By Terrence McCoy
By Scott Fishman
By Deirdra Funcheon
By Allie Conti
By New Times Staff
By Ryan Pfeffer
By Deirdra Funcheon
By Kyle Swenson
So Donna grew up to respect authority, not challenge it. She got straight A's in school and did as she was told. But she was painfully shy, and there was only one place she truly felt at home: in the saddle. Her father, Jim, also a construction contractor, bought her horses when she was young, and it was while riding that the little girl first exhibited the will and determination that have marked the past two decades of her life.

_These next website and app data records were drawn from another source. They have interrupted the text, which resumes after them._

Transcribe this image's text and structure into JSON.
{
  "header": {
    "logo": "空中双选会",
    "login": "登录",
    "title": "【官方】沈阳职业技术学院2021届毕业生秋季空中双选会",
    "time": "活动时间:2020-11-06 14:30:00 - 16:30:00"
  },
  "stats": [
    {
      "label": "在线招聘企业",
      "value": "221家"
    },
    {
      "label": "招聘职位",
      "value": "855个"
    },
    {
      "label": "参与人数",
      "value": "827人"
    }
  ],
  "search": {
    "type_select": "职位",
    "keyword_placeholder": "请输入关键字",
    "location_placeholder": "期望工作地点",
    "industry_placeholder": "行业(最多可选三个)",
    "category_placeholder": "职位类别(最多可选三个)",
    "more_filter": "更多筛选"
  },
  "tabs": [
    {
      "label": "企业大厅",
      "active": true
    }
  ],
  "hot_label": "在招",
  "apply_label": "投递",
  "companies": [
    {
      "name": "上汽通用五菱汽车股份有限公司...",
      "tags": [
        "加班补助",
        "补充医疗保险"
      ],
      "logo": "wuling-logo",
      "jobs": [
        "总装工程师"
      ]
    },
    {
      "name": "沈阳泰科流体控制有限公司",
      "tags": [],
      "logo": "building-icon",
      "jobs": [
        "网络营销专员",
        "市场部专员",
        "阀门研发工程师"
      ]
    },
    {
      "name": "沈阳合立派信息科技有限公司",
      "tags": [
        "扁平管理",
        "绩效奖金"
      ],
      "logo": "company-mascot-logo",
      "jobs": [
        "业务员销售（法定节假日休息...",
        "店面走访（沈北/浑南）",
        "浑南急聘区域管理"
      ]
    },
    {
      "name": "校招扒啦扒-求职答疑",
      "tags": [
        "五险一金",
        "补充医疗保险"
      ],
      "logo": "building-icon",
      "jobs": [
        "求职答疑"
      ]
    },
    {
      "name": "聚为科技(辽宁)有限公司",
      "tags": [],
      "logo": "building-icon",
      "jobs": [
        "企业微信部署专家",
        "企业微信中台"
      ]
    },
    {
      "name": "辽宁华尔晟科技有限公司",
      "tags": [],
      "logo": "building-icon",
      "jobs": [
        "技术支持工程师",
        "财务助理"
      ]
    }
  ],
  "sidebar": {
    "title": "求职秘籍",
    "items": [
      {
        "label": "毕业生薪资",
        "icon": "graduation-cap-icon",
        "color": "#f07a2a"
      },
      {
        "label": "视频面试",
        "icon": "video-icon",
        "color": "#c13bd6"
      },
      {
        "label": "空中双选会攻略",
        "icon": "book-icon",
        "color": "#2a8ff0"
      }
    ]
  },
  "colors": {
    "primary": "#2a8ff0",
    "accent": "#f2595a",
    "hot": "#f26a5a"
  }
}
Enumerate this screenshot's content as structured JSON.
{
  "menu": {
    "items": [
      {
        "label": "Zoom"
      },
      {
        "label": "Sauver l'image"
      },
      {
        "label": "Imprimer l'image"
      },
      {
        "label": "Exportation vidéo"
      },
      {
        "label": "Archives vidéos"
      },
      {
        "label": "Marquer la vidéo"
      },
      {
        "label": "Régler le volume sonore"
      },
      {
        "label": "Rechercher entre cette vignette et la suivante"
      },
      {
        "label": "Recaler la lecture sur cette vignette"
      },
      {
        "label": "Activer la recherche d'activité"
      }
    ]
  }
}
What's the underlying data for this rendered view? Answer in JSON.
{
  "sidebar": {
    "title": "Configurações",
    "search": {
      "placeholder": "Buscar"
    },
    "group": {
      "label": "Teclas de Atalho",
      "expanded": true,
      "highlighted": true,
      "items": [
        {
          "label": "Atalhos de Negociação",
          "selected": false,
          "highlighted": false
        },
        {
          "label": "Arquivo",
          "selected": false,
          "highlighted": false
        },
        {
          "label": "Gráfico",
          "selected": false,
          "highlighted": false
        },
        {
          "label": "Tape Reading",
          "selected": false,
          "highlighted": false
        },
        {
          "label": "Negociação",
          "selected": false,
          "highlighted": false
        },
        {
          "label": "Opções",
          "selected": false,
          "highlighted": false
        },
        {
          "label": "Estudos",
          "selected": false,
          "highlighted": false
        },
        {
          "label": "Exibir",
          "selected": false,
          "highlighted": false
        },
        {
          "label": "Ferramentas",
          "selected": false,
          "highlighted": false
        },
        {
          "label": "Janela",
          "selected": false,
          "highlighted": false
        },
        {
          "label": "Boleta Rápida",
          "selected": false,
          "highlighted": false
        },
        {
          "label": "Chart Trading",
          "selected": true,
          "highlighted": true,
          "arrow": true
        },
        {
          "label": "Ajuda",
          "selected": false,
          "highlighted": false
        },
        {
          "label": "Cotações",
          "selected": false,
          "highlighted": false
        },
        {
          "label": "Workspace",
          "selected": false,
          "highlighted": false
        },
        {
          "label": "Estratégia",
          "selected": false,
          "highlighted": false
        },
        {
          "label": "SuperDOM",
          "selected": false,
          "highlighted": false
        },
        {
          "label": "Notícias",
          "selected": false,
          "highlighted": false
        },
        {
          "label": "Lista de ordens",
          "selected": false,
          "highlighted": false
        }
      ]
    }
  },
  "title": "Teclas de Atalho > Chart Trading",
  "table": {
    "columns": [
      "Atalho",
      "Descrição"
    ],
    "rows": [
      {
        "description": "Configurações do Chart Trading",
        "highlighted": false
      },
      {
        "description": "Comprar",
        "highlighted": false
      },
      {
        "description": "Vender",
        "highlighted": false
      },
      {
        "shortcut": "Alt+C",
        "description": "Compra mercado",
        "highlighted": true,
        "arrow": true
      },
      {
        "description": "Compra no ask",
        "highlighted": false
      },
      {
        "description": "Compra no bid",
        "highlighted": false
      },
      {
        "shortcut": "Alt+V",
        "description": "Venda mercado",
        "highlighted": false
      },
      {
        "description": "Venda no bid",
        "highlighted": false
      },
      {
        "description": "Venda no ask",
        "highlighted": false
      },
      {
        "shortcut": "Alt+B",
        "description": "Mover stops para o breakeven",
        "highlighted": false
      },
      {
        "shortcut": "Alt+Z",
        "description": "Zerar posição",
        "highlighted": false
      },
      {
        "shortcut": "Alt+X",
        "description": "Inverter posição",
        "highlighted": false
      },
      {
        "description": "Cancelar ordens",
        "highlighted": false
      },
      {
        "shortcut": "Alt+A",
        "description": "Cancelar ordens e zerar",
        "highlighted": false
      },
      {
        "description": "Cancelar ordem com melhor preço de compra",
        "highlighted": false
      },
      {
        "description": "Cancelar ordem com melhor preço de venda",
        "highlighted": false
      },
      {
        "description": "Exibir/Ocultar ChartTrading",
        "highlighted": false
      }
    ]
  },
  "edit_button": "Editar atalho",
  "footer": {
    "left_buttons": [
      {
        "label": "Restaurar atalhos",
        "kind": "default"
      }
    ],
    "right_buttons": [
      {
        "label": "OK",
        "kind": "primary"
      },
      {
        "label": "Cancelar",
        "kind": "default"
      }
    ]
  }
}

Her favorite horse was Sapporo, a small, chestnut mare with overgrown, Clydesdale-like feet and a scar down her face, a sign of abuse suffered as a yearling. Skittish and moody, Sapporo didn't feel any more comfortable around people than Donna did. She had a kinship with the horse and worked with her each day for hours. Donna let Sapporo eat carrots from her mouth and sometimes even slept in her stall, forming an almost preternatural bond with the animal. When she wanted her horse to run, she had only to move her finger and Sapporo would spring to a gallop.
Donna parlayed her skill at training horses into a lucrative afterschool job that compensated her $15 per half-hour, but she paid the price in injuries. In countless hard falls over the years, she broke her ankles, wrists, and ribs and suffered a dozen concussions.
The injuries barely slowed her, but she had to deal with more than just physical trauma. When she was 14 years old, her father tearfully told her that he and her mother were divorcing. She and her two sisters later moved into an apartment with her mom, who got a job as a nurse's aide to pay the bills.
As her family life fell apart, Donna found glory on horseback. At age 16, she rode Sapporo to a New Jersey state championship. Crowning Donna was Robyn Smith, a former South Florida jockey best-known as Fred Astaire's wife. That victory qualified the teenager to try out for the Olympic team, but the money she made training horses disqualified her from the Games, she says.
After graduating high school, Donna worked as a bank teller and saved enough money to buy a yellow, 1977 Oldsmobile that she would drive to South Florida in December 1981. She moved into her mother's Coral Springs apartment on Christmas, and the next day, she met Gary, who was thin and slight like she was. He had freckles, scruffy brown hair, a mustache, and infectious energy. He walked over to her table at the restaurant and pierced her veil of silence as if he were born to do it.
On the third day of Gary's disappearance, Donna phoned Fisher again. "Still nothing new," he told her, adding that the Coast Guard and Federal Aviation Administration were now both looking for her husband.
"I want to talk to the Coast Guard," she told him.
"You don't have to do that," Fisher responded. "They're working on it. Things work differently down here. Let us take care of this."
Donna peppered Fisher, who was still essentially a stranger, with questions. Who was Gary working with? Where did he go? Whose plane was he fixing? Fisher, though, had no answers and seemed intent only on getting off the phone. That night, she fell asleep with the mantra echoing in her head: He's going to come home.
The following evening about 9, Sims, a tall, sandy-haired man who wore cowboy boots and spoke with a Southern accent, surprised Donna at her apartment door. He was accompanied by a large man in a flowered Hawaiian shirt who stood silently in the background. Donna didn't know Sims well, but he had always seemed like a friendly, easygoing fellow. On this night, though, he looked almost as tortured as she felt.
"I've been searching for Gary the last three days nonstop," he told her. "I only stopped to refuel the plane. They're telling me his plane crashed in the water."
"What do you mean he crashed?" she asked him, tears falling from her face. She held both daughters in her arms, and perhaps sensing their mother's torment, they too began to cry.
"I don't know. I just know I've been looking for him nonstop and I can't find him," Sims told her. "They said he crashed somewhere between Nassau and Colombia."
Colombia. What would Gary be doing in Colombia?
"That doesn't mean he's dead," Donna said, as much to calm herself as anything. "We need to call the police."
"I'm going to go back to looking for him," Sims announced. "Can I get you anything?"
"Yes," Donna said through her tears. "You need to bring me back my husband."
When Sims left, Donna immediately paged Randy Krugh. Where was he? She looked up the number for the Coast Guard office in Broward County and, at 11:09 p.m., called it. When the duty officer answered, she asked about her husband. "We don't have any information on a Gary Weaver," he told her.
The words sent a jolt through her. Fisher had lied. Gary might be out in the water somewhere, and nobody was even looking for him. With despair closing in, Donna called the Coral Springs Police Department. An officer arrived at her home at six minutes past midnight, took down her story, and assured her that a detective would be notified.